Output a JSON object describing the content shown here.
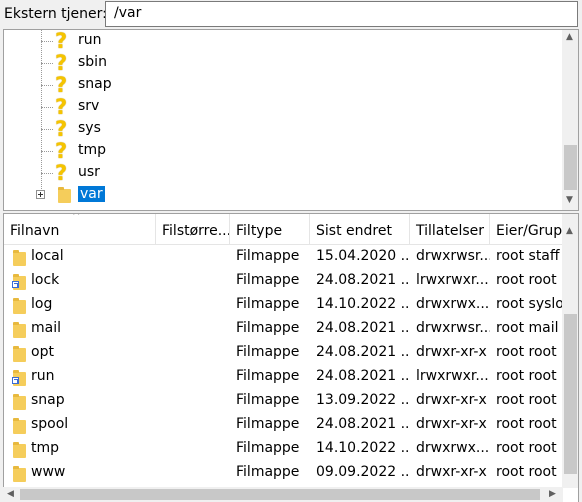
{
  "path_bar": {
    "label": "Ekstern tjener:",
    "value": "/var"
  },
  "tree": {
    "items": [
      {
        "name": "run",
        "icon": "unknown-question-icon"
      },
      {
        "name": "sbin",
        "icon": "unknown-question-icon"
      },
      {
        "name": "snap",
        "icon": "unknown-question-icon"
      },
      {
        "name": "srv",
        "icon": "unknown-question-icon"
      },
      {
        "name": "sys",
        "icon": "unknown-question-icon"
      },
      {
        "name": "tmp",
        "icon": "unknown-question-icon"
      },
      {
        "name": "usr",
        "icon": "unknown-question-icon"
      },
      {
        "name": "var",
        "icon": "folder-icon",
        "selected": true
      }
    ]
  },
  "file_list": {
    "columns": [
      "Filnavn",
      "Filstørre...",
      "Filtype",
      "Sist endret",
      "Tillatelser",
      "Eier/Grup..."
    ],
    "rows": [
      {
        "name": "local",
        "size": "",
        "type": "Filmappe",
        "modified": "15.04.2020 ...",
        "perms": "drwxrwsr...",
        "owner": "root staff",
        "symlink": false
      },
      {
        "name": "lock",
        "size": "",
        "type": "Filmappe",
        "modified": "24.08.2021 ...",
        "perms": "lrwxrwxr...",
        "owner": "root root",
        "symlink": true
      },
      {
        "name": "log",
        "size": "",
        "type": "Filmappe",
        "modified": "14.10.2022 ...",
        "perms": "drwxrwx...",
        "owner": "root syslog",
        "symlink": false
      },
      {
        "name": "mail",
        "size": "",
        "type": "Filmappe",
        "modified": "24.08.2021 ...",
        "perms": "drwxrwsr...",
        "owner": "root mail",
        "symlink": false
      },
      {
        "name": "opt",
        "size": "",
        "type": "Filmappe",
        "modified": "24.08.2021 ...",
        "perms": "drwxr-xr-x",
        "owner": "root root",
        "symlink": false
      },
      {
        "name": "run",
        "size": "",
        "type": "Filmappe",
        "modified": "24.08.2021 ...",
        "perms": "lrwxrwxr...",
        "owner": "root root",
        "symlink": true
      },
      {
        "name": "snap",
        "size": "",
        "type": "Filmappe",
        "modified": "13.09.2022 ...",
        "perms": "drwxr-xr-x",
        "owner": "root root",
        "symlink": false
      },
      {
        "name": "spool",
        "size": "",
        "type": "Filmappe",
        "modified": "24.08.2021 ...",
        "perms": "drwxr-xr-x",
        "owner": "root root",
        "symlink": false
      },
      {
        "name": "tmp",
        "size": "",
        "type": "Filmappe",
        "modified": "14.10.2022 ...",
        "perms": "drwxrwx...",
        "owner": "root root",
        "symlink": false
      },
      {
        "name": "www",
        "size": "",
        "type": "Filmappe",
        "modified": "09.09.2022 ...",
        "perms": "drwxr-xr-x",
        "owner": "root root",
        "symlink": false
      }
    ]
  },
  "colors": {
    "selection": "#0078d7",
    "folder": "#f5cd5b",
    "question": "#f5c400"
  }
}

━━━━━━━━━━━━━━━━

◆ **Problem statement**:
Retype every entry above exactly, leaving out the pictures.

◆ **Finished exercise**:
Output a JSON object describing the content shown here.
{
  "path_bar": {
    "label": "Ekstern tjener:",
    "value": "/var"
  },
  "tree": {
    "items": [
      {
        "name": "run",
        "icon": "unknown-question-icon"
      },
      {
        "name": "sbin",
        "icon": "unknown-question-icon"
      },
      {
        "name": "snap",
        "icon": "unknown-question-icon"
      },
      {
        "name": "srv",
        "icon": "unknown-question-icon"
      },
      {
        "name": "sys",
        "icon": "unknown-question-icon"
      },
      {
        "name": "tmp",
        "icon": "unknown-question-icon"
      },
      {
        "name": "usr",
        "icon": "unknown-question-icon"
      },
      {
        "name": "var",
        "icon": "folder-icon",
        "selected": true
      }
    ]
  },
  "file_list": {
    "columns": [
      "Filnavn",
      "Filstørre...",
      "Filtype",
      "Sist endret",
      "Tillatelser",
      "Eier/Grup..."
    ],
    "rows": [
      {
        "name": "local",
        "size": "",
        "type": "Filmappe",
        "modified": "15.04.2020 ...",
        "perms": "drwxrwsr...",
        "owner": "root staff",
        "symlink": false
      },
      {
        "name": "lock",
        "size": "",
        "type": "Filmappe",
        "modified": "24.08.2021 ...",
        "perms": "lrwxrwxr...",
        "owner": "root root",
        "symlink": true
      },
      {
        "name": "log",
        "size": "",
        "type": "Filmappe",
        "modified": "14.10.2022 ...",
        "perms": "drwxrwx...",
        "owner": "root syslog",
        "symlink": false
      },
      {
        "name": "mail",
        "size": "",
        "type": "Filmappe",
        "modified": "24.08.2021 ...",
        "perms": "drwxrwsr...",
        "owner": "root mail",
        "symlink": false
      },
      {
        "name": "opt",
        "size": "",
        "type": "Filmappe",
        "modified": "24.08.2021 ...",
        "perms": "drwxr-xr-x",
        "owner": "root root",
        "symlink": false
      },
      {
        "name": "run",
        "size": "",
        "type": "Filmappe",
        "modified": "24.08.2021 ...",
        "perms": "lrwxrwxr...",
        "owner": "root root",
        "symlink": true
      },
      {
        "name": "snap",
        "size": "",
        "type": "Filmappe",
        "modified": "13.09.2022 ...",
        "perms": "drwxr-xr-x",
        "owner": "root root",
        "symlink": false
      },
      {
        "name": "spool",
        "size": "",
        "type": "Filmappe",
        "modified": "24.08.2021 ...",
        "perms": "drwxr-xr-x",
        "owner": "root root",
        "symlink": false
      },
      {
        "name": "tmp",
        "size": "",
        "type": "Filmappe",
        "modified": "14.10.2022 ...",
        "perms": "drwxrwx...",
        "owner": "root root",
        "symlink": false
      },
      {
        "name": "www",
        "size": "",
        "type": "Filmappe",
        "modified": "09.09.2022 ...",
        "perms": "drwxr-xr-x",
        "owner": "root root",
        "symlink": false
      }
    ]
  },
  "colors": {
    "selection": "#0078d7",
    "folder": "#f5cd5b",
    "question": "#f5c400"
  }
}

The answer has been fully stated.